Coding with Titans

so breaking things happens constantly, but never on purpose

Docker image for Android CI

And the day has finally came. Turned out my docker image for Continuous Integration to build Android native apps doesn’t work anymore. Honestly, it wasn’t even my fault. At first glance the OS was OK, Android SDK was also OK, but then fastlane installation was not happy about something. And that little something turned out to be a real PAIN … in my arm! Ruby ta-da-da-tam! But how was that?

So let’s first rewind to the beginning. How am I building Android app? Application itself is written natively in Kotlin language and consists of bunch of Gradle configurations and source files to come up with AAB (Android Application Bundle). This is all nicely handled by Android Studio and underlying toolset. Later however, immediately after the successful build, I want to automatically distribute the outcomes to my team-mates and testers. This requires the AAB package to be signed and submitted to the beta channel of Android Play Store. This part is actually handled by mentioned fastlane tool (written in Ruby). Beside simple binary submission, it also uploads screenshots and change-log, so there are few things it simplifies and lots and lots of other dependencies it relies on.

To always have the latest fastlane the build script of the app utilizes bundler to install everything (every gem) for the current Ruby version:

# update fastlane
gem install bundler
bundle update --ruby

However for the first time it ended with the following error:

Fetching signet 0.12.0
Installing signet 0.12.0
Gem::InstallError: signet requires Ruby version >= 2.4.0.
An error occurred while installing signet (0.12.0), and Bundler cannot continue.
Make sure that `gem install signet -v '0.12.0' --source ''`
succeeds before bundling.
In Gemfile:
  fastlane was resolved to 2.137.0, which depends on
    google-cloud-storage was resolved to 1.16.0, which depends on
      google-api-client was resolved to 0.23.9, which depends on
        googleauth was resolved to 0.6.7, which depends on

Quick look and installed version of Ruby:

ruby -v

Yeap, it was 2.3.1. So it was for sure older one than required 2.4 and caused a failure.

Funny thing comes true, as this is the version mentioned in Ruby installation docs in polish translation. And I used simplest possible command to get Ruby installed into my docker image.

sudo apt install ruby

Unfortunately, it also turned out this is the last version released this way and as of today (December 2019) and it’s not even maintained anymore (EOL!). Which seemed pretty bad too, forcing me to find another way of installing newer Ruby edition.

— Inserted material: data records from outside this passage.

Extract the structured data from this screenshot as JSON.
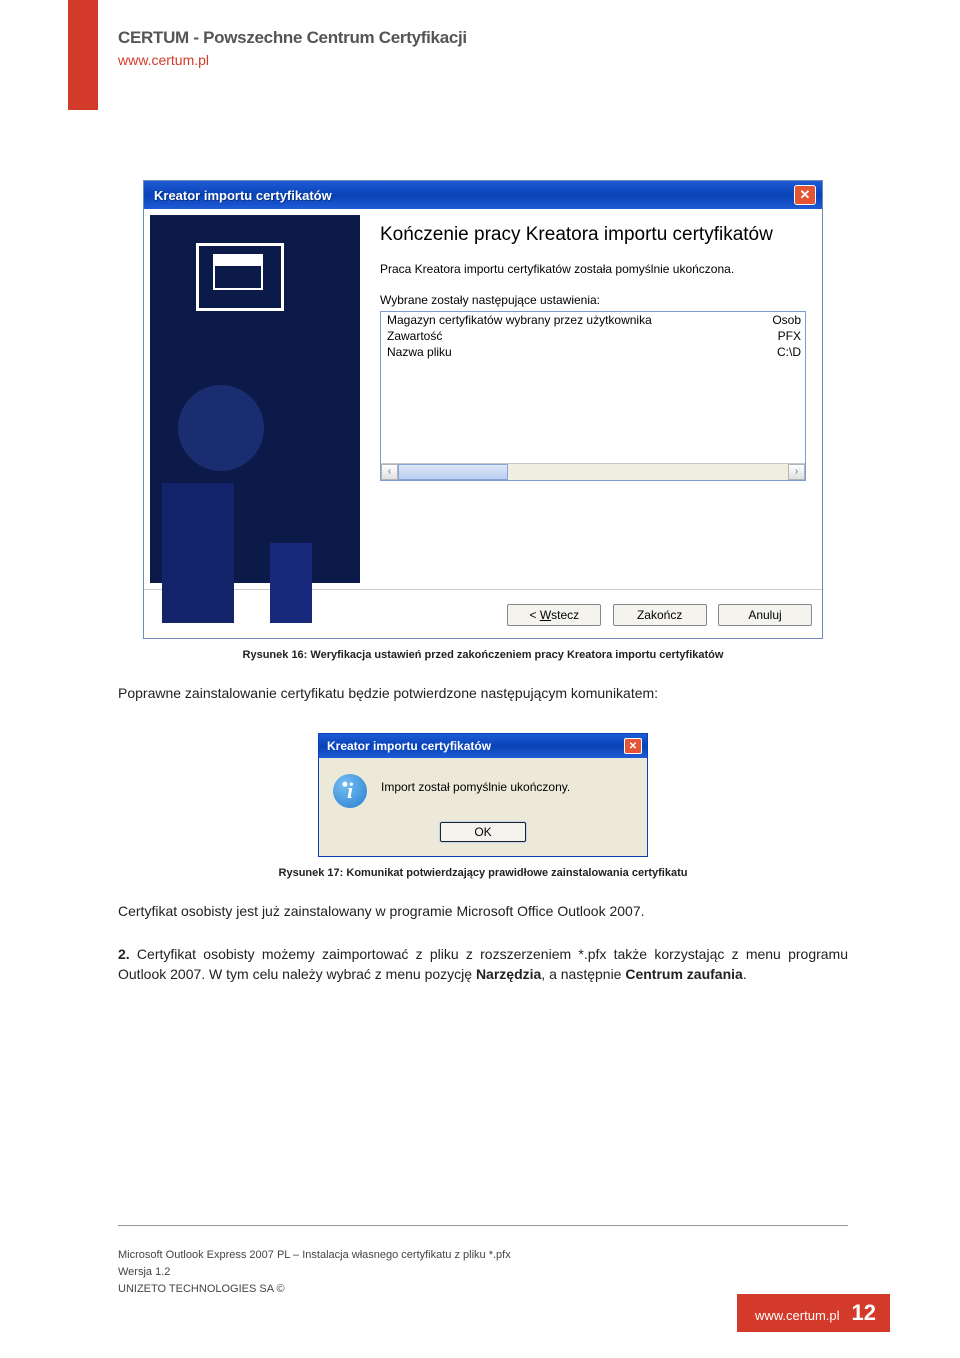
{
  "header": {
    "title": "CERTUM - Powszechne Centrum Certyfikacji",
    "url": "www.certum.pl"
  },
  "wizard": {
    "title": "Kreator importu certyfikatów",
    "heading": "Kończenie pracy Kreatora importu certyfikatów",
    "desc": "Praca Kreatora importu certyfikatów została pomyślnie ukończona.",
    "settings_label": "Wybrane zostały następujące ustawienia:",
    "rows": [
      {
        "k": "Magazyn certyfikatów wybrany przez użytkownika",
        "v": "Osob"
      },
      {
        "k": "Zawartość",
        "v": "PFX"
      },
      {
        "k": "Nazwa pliku",
        "v": "C:\\D"
      }
    ],
    "buttons": {
      "back_prefix": "< ",
      "back_u": "W",
      "back_rest": "stecz",
      "finish": "Zakończ",
      "cancel": "Anuluj"
    }
  },
  "caption1": "Rysunek 16: Weryfikacja ustawień przed zakończeniem pracy Kreatora importu certyfikatów",
  "para1": "Poprawne zainstalowanie certyfikatu będzie potwierdzone następującym komunikatem:",
  "dialog": {
    "title": "Kreator importu certyfikatów",
    "message": "Import został pomyślnie ukończony.",
    "ok": "OK"
  },
  "caption2": "Rysunek 17: Komunikat potwierdzający prawidłowe zainstalowania certyfikatu",
  "para2": "Certyfikat osobisty jest już zainstalowany w programie Microsoft Office Outlook 2007.",
  "para3_prefix": "2.",
  "para3_a": " Certyfikat osobisty możemy zaimportować z pliku z rozszerzeniem *.pfx także korzystając z menu programu Outlook 2007. W tym celu należy wybrać z menu pozycję ",
  "para3_b1": "Narzędzia",
  "para3_mid": ", a następnie ",
  "para3_b2": "Centrum zaufania",
  "para3_end": ".",
  "footer": {
    "line1": "Microsoft Outlook Express 2007 PL – Instalacja własnego certyfikatu  z pliku *.pfx",
    "line2": "Wersja 1.2",
    "line3": "UNIZETO TECHNOLOGIES SA ©"
  },
  "pagenum": {
    "url": "www.certum.pl",
    "num": "12"
  }
}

Side note: Just for filling gaps for this post I looked again at the documentation site. I didn’t know it’s much more worthful to look at the English version of the installation page, since this one suggests performing installation of totally different package to bring more up-to-date Ruby environment:

sudo apt-get install ruby-full

Maybe, if I know it before it could save me some time. Please go ahead and try it. Instead, I went the more rough road and installed everything to build Ruby 2.6.5 and other dependencies purely from sources. Whole docker script can be found in my GitHub repository.

The procedure to manually build from scratch might seem complex, but looking closely to following steps, reveals it’s actually not:

  1. Clone rbenv repository and build the tool (to manage Ruby environments).
git clone ~/.rbenv
cd ~/.rbenv && src/configure && make -C src
  1. Update PATH variable for current and next shell runs (bash here), so it’s possible to run rbenv (also rbenv-doctor will complain about it later, if not done).

    echo 'export PATH="~/.rbenv/bin:$PATH"' >> ~/.bashrc
    export PATH="~/.rbenv/bin:$PATH"
  2. Then initialize it.

    ~/.rbenv/bin/rbenv init; exit 0
  3. Install ruby-build plugin to easily compile Ruby at designated version.

    mkdir -p "$(rbenv root)"/plugins
    git clone "$(rbenv root)"/plugins/ruby-build
  4. Verify current setup.

    curl -fsSL | bash; eval exit 0
  5. Finally trigger compilation.

    rbenv install '2.6.5'
    export PATH="~/.rbenv/versions/2.6.5/bin:$PATH"

    If you need any other version - list them all first, choose the proper one and replace it in the snipped above:

    rbenv install -l

Finished! Bravo.

Anyway, if you don’t want to do this yourself, simply put import into your .gitlab-ci.yaml and it will reuse my pre-build system:

image: phofman/gitlab-ci-android